red deer in Richmond Park

red deer in Richmond Park

In fact Stag A is already on his way! He is not quite running, but he is moving swiftly, and in a very purposeful manner directly towards Stag B…

red deer in Richmond Park

Stag A passes close to me…

red deer in Richmond Park

Stag B watches as Stag A approaches…

red deer in Richmond Park

Then Stag B turns away and seems to be retreating. Or maybe not? The two stags face each other and walk side by side for a short while. Are they sizing each other up? Surely both stags must know each other quite well already, being neighbours?

red deer in Richmond Park red deer in Richmond Park red deer in Richmond Park
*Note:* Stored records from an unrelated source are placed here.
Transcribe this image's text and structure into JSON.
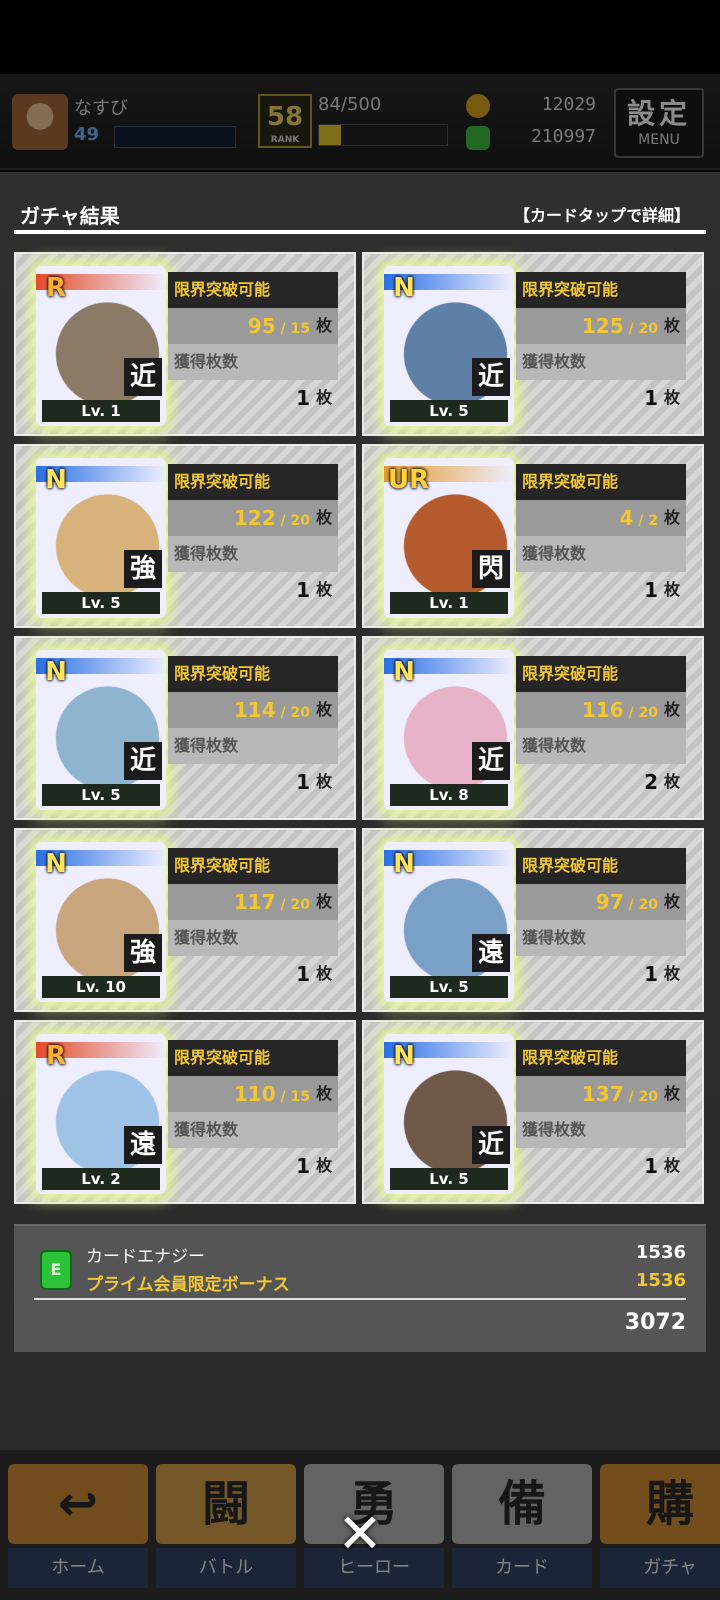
{
  "topbar": {
    "player_name": "なすび",
    "player_level": "49",
    "player_level_fill": 0.0,
    "rank_label": "RANK",
    "rank_value": "58",
    "rank_progress_text": "84/500",
    "rank_progress_fill": 0.168,
    "currency_gold": "12029",
    "currency_green": "210997",
    "menu_kanji": "設定",
    "menu_label": "MENU"
  },
  "results": {
    "title": "ガチャ結果",
    "tap_hint": "【カードタップで詳細】",
    "limit_break_label": "限界突破可能",
    "obtained_label": "獲得枚数",
    "unit": "枚",
    "cards": [
      {
        "rarity": "R",
        "role": "近",
        "level": "Lv. 1",
        "owned": "95",
        "required": "15",
        "obtained": "1",
        "art_color": "#8a7a66"
      },
      {
        "rarity": "N",
        "role": "近",
        "level": "Lv. 5",
        "owned": "125",
        "required": "20",
        "obtained": "1",
        "art_color": "#5e7fa6"
      },
      {
        "rarity": "N",
        "role": "強",
        "level": "Lv. 5",
        "owned": "122",
        "required": "20",
        "obtained": "1",
        "art_color": "#d7b27a"
      },
      {
        "rarity": "UR",
        "role": "閃",
        "level": "Lv. 1",
        "owned": "4",
        "required": "2",
        "obtained": "1",
        "art_color": "#b55a2c"
      },
      {
        "rarity": "N",
        "role": "近",
        "level": "Lv. 5",
        "owned": "114",
        "required": "20",
        "obtained": "1",
        "art_color": "#8fb4cf"
      },
      {
        "rarity": "N",
        "role": "近",
        "level": "Lv. 8",
        "owned": "116",
        "required": "20",
        "obtained": "2",
        "art_color": "#e6b3c8"
      },
      {
        "rarity": "N",
        "role": "強",
        "level": "Lv. 10",
        "owned": "117",
        "required": "20",
        "obtained": "1",
        "art_color": "#c9a57e"
      },
      {
        "rarity": "N",
        "role": "遠",
        "level": "Lv. 5",
        "owned": "97",
        "required": "20",
        "obtained": "1",
        "art_color": "#7aa0c8"
      },
      {
        "rarity": "R",
        "role": "遠",
        "level": "Lv. 2",
        "owned": "110",
        "required": "15",
        "obtained": "1",
        "art_color": "#9fc3e6"
      },
      {
        "rarity": "N",
        "role": "近",
        "level": "Lv. 5",
        "owned": "137",
        "required": "20",
        "obtained": "1",
        "art_color": "#6f5a4a"
      }
    ]
  },
  "energy": {
    "icon_letter": "E",
    "name": "カードエナジー",
    "value": "1536",
    "bonus_name": "プライム会員限定ボーナス",
    "bonus_value": "1536",
    "total": "3072"
  },
  "bottom_nav": [
    {
      "label": "ホーム",
      "icon": "↩",
      "icon_bg": "#d88a1f"
    },
    {
      "label": "バトル",
      "icon": "闘",
      "icon_bg": "#e0a23a"
    },
    {
      "label": "ヒーロー",
      "icon": "勇",
      "icon_bg": "#b9b9b9"
    },
    {
      "label": "カード",
      "icon": "備",
      "icon_bg": "#b9b9b9"
    },
    {
      "label": "ガチャ",
      "icon": "購",
      "icon_bg": "#e08a1f"
    }
  ],
  "close_label": "✕"
}
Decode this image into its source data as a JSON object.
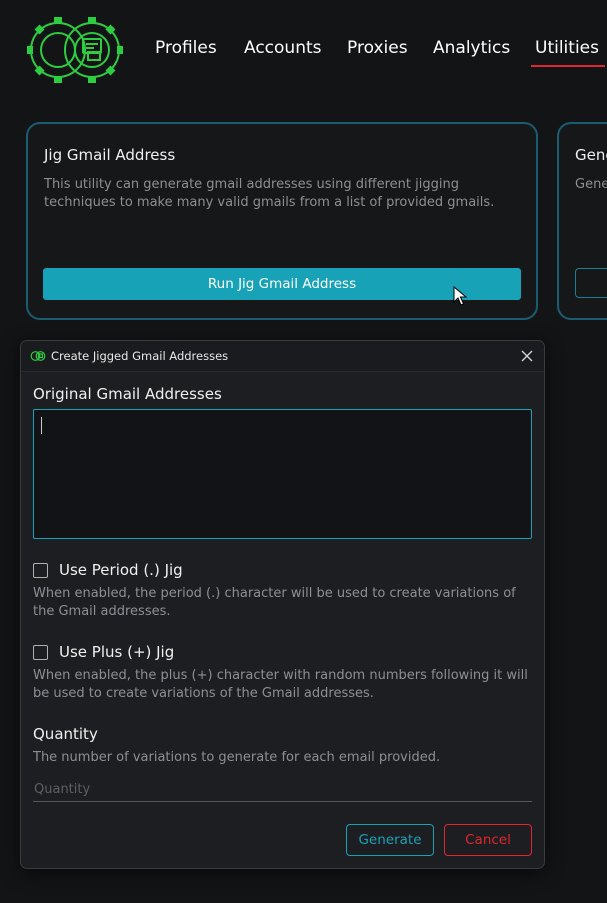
{
  "nav": {
    "items": [
      {
        "label": "Profiles",
        "active": false
      },
      {
        "label": "Accounts",
        "active": false
      },
      {
        "label": "Proxies",
        "active": false
      },
      {
        "label": "Analytics",
        "active": false
      },
      {
        "label": "Utilities",
        "active": true
      }
    ]
  },
  "cards": [
    {
      "title": "Jig Gmail Address",
      "description": "This utility can generate gmail addresses using different jigging techniques to make many valid gmails from a list of provided gmails.",
      "button_label": "Run Jig Gmail Address"
    },
    {
      "title": "Gene",
      "description": "Gene"
    }
  ],
  "dialog": {
    "title": "Create Jigged Gmail Addresses",
    "original_label": "Original Gmail Addresses",
    "original_value": "",
    "period_jig": {
      "label": "Use Period (.) Jig",
      "checked": false,
      "help": "When enabled, the period (.) character will be used to create variations of the Gmail addresses."
    },
    "plus_jig": {
      "label": "Use Plus (+) Jig",
      "checked": false,
      "help": "When enabled, the plus (+) character with random numbers following it will be used to create variations of the Gmail addresses."
    },
    "quantity": {
      "label": "Quantity",
      "help": "The number of variations to generate for each email provided.",
      "placeholder": "Quantity",
      "value": ""
    },
    "generate_label": "Generate",
    "cancel_label": "Cancel"
  },
  "colors": {
    "accent": "#17a2b8",
    "danger": "#e0262e",
    "logo": "#2ecc40",
    "background": "#131416"
  },
  "icons": {
    "logo": "gear-logo",
    "close": "close-icon",
    "cursor": "mouse-cursor"
  }
}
Then they go at it. I did not take any photographs of the fight because I could only see the very tops of their backs. When stags fight, they get their heads right down to the ground, and the fighting stags were almost completely hidden behind tall grass and a slight hillock. But as soon as they started fighting, the three does that were with Stag B, move fast and “purposefully” directly to join the does that were already with Stag A.

This was the most surprising part of it all to me; the way these does seemed to know exactly where to go, and the fact they went there without any hesitation. Here is a photo showing them moving at some speed. Note how their ears are pinned back as they listen to clash of antler against antler, as the two stags fight each other behind them.

red deer in Richmond Park

After a brief struggle, which couldn’t have lasted for more than 20 seconds or so, Stag A is victorious. He seems a bit “worked up” and does some more “triumphant bellowing” (Stag A is the one on the left)…

red deer in Richmond Park red deer in Richmond Park

Then he follows the three does, moving fast and with apparent “purpose”, he passes close by me. He looks to me like he “has something on his mind”. He passed very close to me, as you can see…

red deer in Richmond Park red deer in Richmond Park

To the victor, the spoils

The next bit I did not manage to photograph unfortunately because I was not looking in the right direction at the right time. But a few moment later when I looked back at Stag A, he was just getting off one of his “new does” whom he had just mounted.

red deer in Richmond Park

So there you have it; a tale of “animal intincts”, full of passion and excitement!